Exercise inputs Block Start

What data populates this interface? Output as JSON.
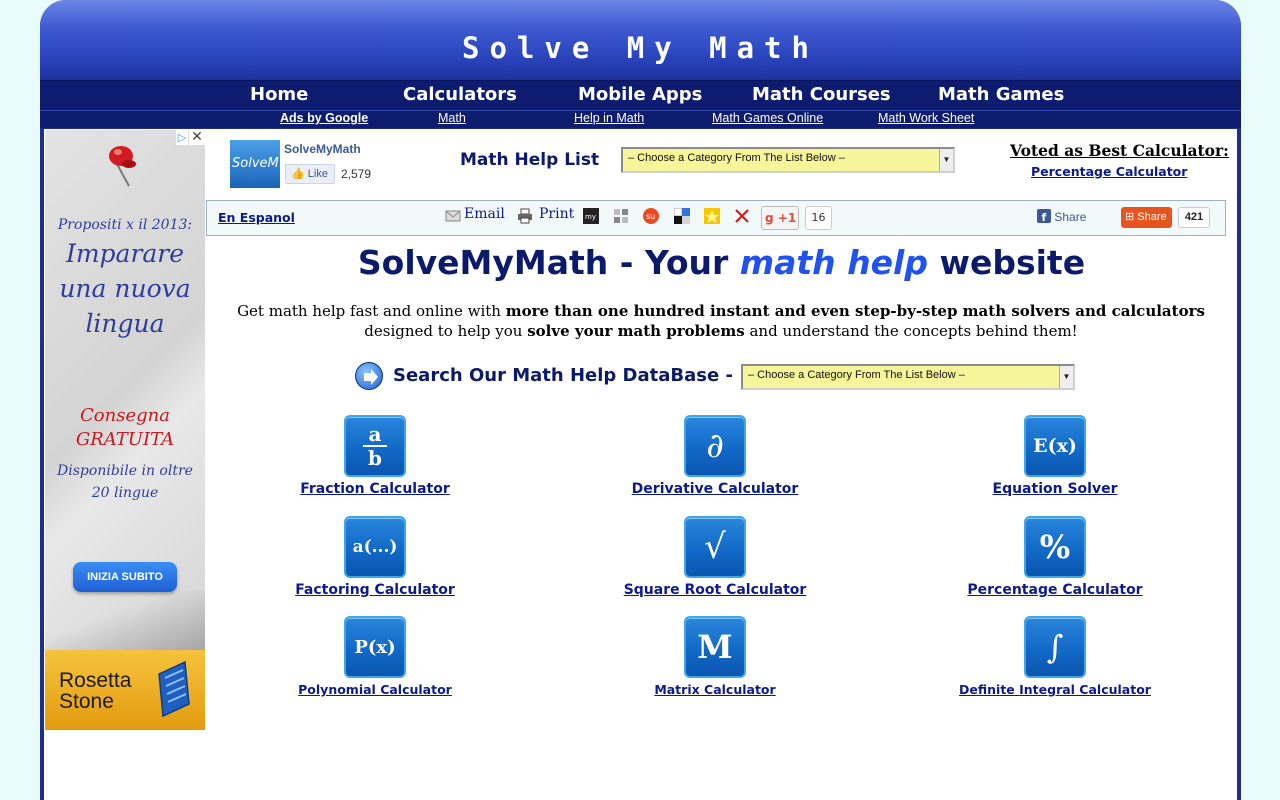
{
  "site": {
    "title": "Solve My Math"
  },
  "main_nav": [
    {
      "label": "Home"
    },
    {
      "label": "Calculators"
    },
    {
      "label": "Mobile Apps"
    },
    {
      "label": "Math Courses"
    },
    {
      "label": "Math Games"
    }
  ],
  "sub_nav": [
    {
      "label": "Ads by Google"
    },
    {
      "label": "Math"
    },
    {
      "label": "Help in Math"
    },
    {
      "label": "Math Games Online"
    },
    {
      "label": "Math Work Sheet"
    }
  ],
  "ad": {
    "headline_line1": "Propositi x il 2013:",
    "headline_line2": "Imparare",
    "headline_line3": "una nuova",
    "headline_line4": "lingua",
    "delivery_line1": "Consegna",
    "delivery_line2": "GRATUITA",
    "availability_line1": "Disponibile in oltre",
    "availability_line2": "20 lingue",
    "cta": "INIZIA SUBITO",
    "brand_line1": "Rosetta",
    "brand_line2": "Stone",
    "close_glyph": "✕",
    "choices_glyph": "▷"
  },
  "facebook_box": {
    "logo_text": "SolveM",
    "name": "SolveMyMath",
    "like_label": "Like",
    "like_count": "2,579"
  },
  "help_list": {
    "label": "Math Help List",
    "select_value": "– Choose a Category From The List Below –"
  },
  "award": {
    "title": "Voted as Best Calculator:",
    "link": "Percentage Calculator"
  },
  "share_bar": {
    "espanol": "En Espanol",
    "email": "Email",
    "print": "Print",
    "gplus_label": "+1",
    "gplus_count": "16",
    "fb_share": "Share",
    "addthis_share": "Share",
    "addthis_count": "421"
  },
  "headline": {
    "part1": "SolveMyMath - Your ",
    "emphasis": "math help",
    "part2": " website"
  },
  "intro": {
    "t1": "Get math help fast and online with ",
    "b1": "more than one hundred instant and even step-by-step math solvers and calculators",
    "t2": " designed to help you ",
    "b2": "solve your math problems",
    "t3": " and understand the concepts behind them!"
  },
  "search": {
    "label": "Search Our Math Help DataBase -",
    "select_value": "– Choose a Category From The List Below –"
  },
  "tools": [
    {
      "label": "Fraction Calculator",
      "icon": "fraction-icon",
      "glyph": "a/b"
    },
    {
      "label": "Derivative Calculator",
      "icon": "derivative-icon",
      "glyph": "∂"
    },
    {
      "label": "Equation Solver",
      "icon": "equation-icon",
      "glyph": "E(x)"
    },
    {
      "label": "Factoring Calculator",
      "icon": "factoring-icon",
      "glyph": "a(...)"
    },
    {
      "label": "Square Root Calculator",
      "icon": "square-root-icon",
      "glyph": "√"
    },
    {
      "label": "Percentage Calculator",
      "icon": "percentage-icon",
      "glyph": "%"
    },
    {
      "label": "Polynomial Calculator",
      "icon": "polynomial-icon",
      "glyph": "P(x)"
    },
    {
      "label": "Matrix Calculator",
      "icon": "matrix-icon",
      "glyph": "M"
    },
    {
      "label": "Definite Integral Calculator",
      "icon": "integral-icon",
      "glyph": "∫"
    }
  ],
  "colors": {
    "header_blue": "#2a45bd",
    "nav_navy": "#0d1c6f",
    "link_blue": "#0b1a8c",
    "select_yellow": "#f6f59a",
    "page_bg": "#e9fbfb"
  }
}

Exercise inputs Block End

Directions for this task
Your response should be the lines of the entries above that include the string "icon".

Exercise output
      "icon": "fraction-icon",
      "icon": "derivative-icon",
      "icon": "equation-icon",
      "icon": "factoring-icon",
      "icon": "square-root-icon",
      "icon": "percentage-icon",
      "icon": "polynomial-icon",
      "icon": "matrix-icon",
      "icon": "integral-icon",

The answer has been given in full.